[Opening Extracted information section]

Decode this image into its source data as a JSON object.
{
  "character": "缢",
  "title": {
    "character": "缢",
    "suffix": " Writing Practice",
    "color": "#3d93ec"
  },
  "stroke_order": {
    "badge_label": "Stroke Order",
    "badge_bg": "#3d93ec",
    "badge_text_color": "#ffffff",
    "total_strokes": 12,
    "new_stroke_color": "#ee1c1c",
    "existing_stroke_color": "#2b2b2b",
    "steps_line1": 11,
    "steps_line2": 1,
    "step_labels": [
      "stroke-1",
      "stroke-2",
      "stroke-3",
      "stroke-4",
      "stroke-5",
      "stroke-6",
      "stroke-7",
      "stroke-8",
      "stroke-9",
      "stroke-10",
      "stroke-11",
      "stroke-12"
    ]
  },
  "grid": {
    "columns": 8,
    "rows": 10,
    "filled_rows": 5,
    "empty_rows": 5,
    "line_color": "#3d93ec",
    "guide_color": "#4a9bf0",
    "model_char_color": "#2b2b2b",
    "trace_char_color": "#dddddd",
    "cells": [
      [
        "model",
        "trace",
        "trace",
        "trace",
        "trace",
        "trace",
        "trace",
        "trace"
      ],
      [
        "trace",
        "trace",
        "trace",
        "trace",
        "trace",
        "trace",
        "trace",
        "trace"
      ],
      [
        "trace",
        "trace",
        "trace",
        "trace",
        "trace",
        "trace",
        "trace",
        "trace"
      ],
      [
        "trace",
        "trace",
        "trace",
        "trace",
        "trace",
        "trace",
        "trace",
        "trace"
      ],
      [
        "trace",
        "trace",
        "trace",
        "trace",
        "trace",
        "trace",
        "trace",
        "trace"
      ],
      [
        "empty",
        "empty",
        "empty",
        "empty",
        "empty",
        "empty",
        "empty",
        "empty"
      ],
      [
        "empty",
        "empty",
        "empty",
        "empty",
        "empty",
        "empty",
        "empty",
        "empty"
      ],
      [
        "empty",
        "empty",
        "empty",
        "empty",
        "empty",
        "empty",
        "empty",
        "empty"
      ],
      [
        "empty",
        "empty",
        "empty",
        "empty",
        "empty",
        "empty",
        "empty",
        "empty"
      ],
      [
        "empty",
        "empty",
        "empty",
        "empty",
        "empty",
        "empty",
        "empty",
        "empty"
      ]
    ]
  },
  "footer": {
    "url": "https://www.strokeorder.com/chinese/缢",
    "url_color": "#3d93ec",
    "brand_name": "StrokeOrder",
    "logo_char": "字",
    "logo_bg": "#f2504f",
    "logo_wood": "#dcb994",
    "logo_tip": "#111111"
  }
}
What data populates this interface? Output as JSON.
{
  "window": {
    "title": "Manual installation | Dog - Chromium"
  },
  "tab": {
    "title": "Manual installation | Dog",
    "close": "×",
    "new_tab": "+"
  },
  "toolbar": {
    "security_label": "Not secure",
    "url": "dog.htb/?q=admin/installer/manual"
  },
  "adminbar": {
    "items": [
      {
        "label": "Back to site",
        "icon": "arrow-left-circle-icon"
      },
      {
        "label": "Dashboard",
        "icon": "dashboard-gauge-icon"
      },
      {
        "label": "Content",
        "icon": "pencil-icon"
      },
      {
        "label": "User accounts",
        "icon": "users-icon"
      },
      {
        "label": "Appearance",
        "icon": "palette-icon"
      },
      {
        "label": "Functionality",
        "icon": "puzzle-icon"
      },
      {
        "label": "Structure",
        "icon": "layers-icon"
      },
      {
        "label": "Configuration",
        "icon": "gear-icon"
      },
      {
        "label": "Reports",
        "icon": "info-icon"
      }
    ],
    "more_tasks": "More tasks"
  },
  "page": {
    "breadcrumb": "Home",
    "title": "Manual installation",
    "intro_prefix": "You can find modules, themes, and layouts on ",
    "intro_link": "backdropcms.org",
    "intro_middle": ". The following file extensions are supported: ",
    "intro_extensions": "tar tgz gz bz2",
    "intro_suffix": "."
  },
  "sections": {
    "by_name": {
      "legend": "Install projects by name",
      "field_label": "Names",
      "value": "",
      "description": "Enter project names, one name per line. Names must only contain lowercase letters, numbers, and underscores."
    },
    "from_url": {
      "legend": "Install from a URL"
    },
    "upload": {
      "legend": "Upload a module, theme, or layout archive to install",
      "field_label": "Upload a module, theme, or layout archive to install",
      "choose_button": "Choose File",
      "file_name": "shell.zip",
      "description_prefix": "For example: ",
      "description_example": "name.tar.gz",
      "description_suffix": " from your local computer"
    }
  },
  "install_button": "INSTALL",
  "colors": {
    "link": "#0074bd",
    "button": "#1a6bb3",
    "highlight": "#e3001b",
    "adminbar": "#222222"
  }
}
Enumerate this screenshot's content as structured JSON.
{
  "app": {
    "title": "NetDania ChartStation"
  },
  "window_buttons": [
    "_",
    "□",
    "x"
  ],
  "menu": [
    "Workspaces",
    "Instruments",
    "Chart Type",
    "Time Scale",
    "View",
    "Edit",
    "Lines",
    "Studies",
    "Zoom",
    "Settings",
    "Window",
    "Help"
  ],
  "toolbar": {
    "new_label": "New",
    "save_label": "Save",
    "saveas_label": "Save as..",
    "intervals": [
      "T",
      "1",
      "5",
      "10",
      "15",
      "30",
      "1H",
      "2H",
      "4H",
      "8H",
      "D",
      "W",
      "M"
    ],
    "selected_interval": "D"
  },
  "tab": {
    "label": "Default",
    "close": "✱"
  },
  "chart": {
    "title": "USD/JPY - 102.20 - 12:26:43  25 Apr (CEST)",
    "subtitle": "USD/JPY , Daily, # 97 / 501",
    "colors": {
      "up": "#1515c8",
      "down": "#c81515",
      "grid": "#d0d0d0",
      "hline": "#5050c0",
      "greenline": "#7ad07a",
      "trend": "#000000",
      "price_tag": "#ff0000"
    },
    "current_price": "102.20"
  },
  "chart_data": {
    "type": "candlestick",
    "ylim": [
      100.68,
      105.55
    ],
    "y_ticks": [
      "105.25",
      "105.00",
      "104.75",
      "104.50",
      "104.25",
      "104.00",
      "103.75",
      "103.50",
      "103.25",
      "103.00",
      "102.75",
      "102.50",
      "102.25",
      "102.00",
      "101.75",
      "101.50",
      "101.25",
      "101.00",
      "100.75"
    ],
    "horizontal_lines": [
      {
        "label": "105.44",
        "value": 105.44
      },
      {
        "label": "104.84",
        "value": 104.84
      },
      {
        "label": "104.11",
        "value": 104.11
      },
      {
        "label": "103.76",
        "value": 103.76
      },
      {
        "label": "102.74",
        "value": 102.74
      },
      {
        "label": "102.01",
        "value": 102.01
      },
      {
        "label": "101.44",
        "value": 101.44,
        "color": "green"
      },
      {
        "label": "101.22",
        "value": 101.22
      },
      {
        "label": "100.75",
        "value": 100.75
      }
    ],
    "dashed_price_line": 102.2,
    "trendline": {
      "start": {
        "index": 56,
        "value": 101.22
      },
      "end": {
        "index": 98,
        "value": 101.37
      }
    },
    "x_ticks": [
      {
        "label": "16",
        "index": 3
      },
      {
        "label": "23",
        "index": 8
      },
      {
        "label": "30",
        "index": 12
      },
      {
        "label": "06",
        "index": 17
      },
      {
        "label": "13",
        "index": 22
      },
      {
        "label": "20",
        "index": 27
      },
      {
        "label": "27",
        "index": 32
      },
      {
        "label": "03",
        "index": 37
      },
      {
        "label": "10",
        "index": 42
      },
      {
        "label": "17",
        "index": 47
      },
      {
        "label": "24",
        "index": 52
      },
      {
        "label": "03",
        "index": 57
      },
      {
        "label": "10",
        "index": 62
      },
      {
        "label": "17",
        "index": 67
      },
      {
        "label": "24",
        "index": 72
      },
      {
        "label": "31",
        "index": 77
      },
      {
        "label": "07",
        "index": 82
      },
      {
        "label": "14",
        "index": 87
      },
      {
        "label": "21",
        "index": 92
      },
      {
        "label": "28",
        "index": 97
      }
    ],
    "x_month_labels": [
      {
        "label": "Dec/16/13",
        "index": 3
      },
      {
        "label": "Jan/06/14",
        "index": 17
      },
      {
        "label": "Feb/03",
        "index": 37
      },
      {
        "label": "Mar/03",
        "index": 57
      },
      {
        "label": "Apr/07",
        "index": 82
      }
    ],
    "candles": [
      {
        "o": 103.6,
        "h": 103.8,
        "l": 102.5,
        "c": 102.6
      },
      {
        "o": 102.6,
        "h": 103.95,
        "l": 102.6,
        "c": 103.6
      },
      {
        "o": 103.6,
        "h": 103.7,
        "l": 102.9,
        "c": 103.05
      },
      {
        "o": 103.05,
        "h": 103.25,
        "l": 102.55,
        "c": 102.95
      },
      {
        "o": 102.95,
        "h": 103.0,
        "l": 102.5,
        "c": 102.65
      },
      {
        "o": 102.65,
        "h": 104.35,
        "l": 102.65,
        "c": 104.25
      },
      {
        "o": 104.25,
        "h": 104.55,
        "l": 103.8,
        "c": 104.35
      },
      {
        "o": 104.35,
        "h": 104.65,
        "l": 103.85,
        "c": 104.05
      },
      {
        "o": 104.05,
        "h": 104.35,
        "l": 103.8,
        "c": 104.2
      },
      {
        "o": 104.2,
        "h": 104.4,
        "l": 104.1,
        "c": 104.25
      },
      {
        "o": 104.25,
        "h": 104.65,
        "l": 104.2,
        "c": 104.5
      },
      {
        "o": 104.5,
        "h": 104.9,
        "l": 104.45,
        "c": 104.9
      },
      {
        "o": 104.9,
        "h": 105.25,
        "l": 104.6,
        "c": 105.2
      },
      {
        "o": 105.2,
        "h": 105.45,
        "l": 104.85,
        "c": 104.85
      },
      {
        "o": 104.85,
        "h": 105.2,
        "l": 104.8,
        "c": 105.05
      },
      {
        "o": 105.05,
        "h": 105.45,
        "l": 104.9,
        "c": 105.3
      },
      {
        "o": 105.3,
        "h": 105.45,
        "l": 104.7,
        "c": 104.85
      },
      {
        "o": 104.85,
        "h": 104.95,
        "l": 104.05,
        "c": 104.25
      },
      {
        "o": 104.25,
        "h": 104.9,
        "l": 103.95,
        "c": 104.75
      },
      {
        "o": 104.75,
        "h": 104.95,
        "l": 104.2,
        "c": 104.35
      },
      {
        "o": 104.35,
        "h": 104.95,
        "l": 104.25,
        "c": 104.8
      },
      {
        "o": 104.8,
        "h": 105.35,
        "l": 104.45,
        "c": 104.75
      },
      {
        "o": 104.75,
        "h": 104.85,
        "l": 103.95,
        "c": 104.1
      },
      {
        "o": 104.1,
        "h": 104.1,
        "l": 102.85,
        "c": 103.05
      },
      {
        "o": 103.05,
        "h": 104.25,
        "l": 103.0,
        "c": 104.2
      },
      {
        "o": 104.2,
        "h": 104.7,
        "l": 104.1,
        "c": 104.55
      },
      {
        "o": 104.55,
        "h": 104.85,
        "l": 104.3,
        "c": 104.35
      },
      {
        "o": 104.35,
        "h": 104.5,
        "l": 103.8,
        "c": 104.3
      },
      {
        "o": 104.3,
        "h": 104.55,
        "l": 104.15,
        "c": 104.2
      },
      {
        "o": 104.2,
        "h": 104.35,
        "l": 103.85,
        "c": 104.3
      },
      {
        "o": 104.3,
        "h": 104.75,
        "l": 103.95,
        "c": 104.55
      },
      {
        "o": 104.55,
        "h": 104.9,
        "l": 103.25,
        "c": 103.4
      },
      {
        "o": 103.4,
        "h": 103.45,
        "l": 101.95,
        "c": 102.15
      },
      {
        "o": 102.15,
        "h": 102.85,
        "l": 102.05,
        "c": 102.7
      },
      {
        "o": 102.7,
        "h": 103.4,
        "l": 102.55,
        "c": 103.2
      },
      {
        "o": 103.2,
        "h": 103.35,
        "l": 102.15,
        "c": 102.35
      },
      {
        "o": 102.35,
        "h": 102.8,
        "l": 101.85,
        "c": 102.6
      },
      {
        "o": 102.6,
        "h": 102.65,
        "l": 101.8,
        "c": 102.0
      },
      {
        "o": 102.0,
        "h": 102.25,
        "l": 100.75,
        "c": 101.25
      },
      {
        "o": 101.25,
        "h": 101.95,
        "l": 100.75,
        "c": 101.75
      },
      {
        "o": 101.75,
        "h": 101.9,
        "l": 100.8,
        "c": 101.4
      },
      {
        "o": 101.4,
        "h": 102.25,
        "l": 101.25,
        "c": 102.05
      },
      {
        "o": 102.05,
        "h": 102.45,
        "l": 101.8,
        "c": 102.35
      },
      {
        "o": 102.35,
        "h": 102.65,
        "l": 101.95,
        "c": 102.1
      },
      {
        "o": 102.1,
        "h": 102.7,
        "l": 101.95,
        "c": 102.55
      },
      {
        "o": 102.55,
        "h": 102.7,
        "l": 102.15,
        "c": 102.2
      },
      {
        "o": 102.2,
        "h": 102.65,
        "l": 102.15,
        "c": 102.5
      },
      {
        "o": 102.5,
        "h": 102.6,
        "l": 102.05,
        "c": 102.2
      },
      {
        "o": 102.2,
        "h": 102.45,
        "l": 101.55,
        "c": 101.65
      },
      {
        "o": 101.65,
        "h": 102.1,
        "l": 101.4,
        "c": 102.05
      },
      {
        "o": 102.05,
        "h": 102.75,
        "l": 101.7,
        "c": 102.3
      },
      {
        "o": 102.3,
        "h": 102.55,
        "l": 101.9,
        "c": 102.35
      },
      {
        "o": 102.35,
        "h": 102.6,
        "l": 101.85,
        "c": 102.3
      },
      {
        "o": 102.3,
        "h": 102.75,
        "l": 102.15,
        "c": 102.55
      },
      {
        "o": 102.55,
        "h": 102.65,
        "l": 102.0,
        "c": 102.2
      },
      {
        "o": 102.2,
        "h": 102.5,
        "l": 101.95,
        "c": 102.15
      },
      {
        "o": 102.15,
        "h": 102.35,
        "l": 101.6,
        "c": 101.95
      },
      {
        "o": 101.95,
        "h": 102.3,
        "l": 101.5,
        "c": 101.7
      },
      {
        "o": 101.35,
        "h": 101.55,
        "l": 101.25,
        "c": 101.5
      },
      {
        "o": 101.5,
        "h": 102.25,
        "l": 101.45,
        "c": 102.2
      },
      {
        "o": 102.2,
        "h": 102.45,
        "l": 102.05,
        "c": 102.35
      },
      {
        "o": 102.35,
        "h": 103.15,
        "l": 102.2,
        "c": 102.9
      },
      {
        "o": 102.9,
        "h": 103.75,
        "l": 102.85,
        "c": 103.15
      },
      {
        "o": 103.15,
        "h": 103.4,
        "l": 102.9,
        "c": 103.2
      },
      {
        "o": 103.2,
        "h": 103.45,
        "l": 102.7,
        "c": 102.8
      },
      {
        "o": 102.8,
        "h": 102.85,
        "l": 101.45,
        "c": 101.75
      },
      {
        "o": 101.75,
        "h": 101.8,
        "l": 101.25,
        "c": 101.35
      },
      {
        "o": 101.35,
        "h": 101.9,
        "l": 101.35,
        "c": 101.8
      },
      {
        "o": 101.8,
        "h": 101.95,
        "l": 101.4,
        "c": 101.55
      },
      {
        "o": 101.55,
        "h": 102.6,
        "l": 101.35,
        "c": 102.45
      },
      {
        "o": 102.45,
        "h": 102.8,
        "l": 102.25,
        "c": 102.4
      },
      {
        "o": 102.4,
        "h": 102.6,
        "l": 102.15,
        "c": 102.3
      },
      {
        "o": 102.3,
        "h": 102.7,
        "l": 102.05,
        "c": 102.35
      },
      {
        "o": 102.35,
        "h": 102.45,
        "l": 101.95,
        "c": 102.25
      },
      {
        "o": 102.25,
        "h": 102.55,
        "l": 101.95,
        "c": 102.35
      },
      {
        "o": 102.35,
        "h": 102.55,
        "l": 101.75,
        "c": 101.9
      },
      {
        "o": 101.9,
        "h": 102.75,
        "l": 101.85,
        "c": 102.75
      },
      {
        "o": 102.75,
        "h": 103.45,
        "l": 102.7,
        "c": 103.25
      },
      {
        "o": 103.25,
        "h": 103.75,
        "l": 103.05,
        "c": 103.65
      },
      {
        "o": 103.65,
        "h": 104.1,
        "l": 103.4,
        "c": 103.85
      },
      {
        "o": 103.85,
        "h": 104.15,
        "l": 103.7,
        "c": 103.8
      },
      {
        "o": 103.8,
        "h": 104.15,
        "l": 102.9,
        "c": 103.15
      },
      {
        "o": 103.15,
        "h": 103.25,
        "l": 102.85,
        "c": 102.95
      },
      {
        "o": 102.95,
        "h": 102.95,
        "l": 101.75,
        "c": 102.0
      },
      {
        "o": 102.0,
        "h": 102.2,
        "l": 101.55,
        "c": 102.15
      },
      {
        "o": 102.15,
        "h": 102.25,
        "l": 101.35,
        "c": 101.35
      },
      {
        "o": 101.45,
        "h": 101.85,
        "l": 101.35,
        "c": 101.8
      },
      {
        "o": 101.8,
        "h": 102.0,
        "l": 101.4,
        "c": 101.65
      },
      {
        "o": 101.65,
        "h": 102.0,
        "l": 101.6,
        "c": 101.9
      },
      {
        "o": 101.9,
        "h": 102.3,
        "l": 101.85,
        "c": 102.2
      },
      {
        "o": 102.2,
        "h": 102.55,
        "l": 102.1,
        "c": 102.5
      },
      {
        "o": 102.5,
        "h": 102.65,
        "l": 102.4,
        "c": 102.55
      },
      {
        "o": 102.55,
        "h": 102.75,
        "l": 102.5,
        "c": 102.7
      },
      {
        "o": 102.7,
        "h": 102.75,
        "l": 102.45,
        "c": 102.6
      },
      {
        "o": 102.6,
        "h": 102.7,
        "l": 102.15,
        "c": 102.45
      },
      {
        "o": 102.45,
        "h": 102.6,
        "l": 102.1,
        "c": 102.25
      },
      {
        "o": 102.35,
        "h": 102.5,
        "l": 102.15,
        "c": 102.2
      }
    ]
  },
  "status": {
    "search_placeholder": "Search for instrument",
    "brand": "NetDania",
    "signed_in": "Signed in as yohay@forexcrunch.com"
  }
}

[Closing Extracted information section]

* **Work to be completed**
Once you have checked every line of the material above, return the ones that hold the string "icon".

* **Solution for this task**
        "icon": "arrow-left-circle-icon"
        "icon": "dashboard-gauge-icon"
        "icon": "pencil-icon"
        "icon": "users-icon"
        "icon": "palette-icon"
        "icon": "puzzle-icon"
        "icon": "layers-icon"
        "icon": "gear-icon"
        "icon": "info-icon"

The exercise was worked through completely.